Today we just say the time since we tend to use digital clocks. The cited rules from the Cambridge dictionary are more historical, likely owing to how analog clocks are read differently than increasingly common digital clocks.
As noted in the comments, the transition from analog to digital clock faces hasn't been completed, and many folks still see analog clocks as the norm. This likely varies with culture and within cultures by generation and setting. It's likely that the choice of wording also varies along the same lines as a consequence.
The style of expression given in the Cambridge guide has been going out-of-fashion, though is still retained by some speakers. This appears to be a technology thing.
In olden days, clocks used to look like this:
When you're looking at a clock like that, it makes more sense to regard minutes until the next hour.
But, as time goes on, digital clocks are becoming more prevalent:
Given this display, it's kinda weird to restate the time in terms of the distance until the next hour.
So, today, it's increasingly common to just read the time.
Time-telling precision has changed, too
Historically, it didn't make sense to give the exact minute for two big reasons:
It's often difficult to tell the exact minute an analog clock intends to represent without getting a clear look at it, which often wasn't worth the effort.
Historically, clocks had to be manually set and the clock's displayed time would drift until updated again. But even when recently set, the setter would tend to have another imperfectly set clock providing the set time, causing further errors.
Given these factors, it didn't make much sense for folks to work to distinguish the exact time.
Today, digital clock faces provide the exact minute without any additional effort on the viewer's part, and many digital clocks, e.g. those on computers and cell phones, auto-update their time to a central time authority.
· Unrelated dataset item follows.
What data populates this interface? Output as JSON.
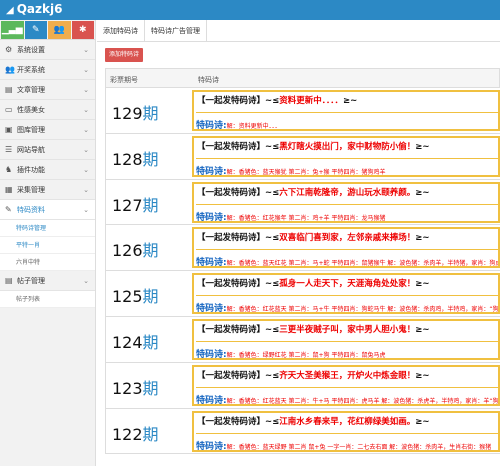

This means that it's now easy and meaningful to specify a minute, causing a reduced interest in approximation rules.
A commenter has noted that they still use analog clocks, and that they still use the corresponding language. So, I guess, it's probably more precise to say that the terminology correlates to the type of clock that one is used to; folks who still use analog clocks are more likely to use the prior terminology.
I've referred to analog clocks as "historical", though it's likely that many adults are old enough to remember when analog clocks were the norm. I'd speculate that there's likely a generational difference on this issue.
For English learners, it's probably worth pointing out that the style of English I employ on StackExchange is intentionally informal. Here are a few things to compare/contrast:
I used "kinda" above, which is a slur for "kind of".
I used "olden" above, which is an informal term often meant in a humorous sense. Part of the joke is that the term "olden" is itself archaic, so it's self-referential humor.
I used "don't really" above. Use of "really" in this context is typically regarded as informal, and excessive usage of it can come off as juvenile.
I used "technology thing" above. Describing something as an "X thing" is typically informal.
I expressed a disregard for a style manual, specifically Cambridge's. This bluntness can come off as irreverent, as was the intent above. Part of the subtext there was that English is about communication; grammatical rules are things to know and understand, but not to simply conform to as laws.
New learners are typically better advised to stick with standard grammatical rules. Once mastered, stylistic alterations can be adopted.
The above answer is about the dynamics of how English is evolving as a consequence of the shifting experiences of its speakers. Personally, I find this to be fascinating — and, better, it's something that can be studied empirically if data's found.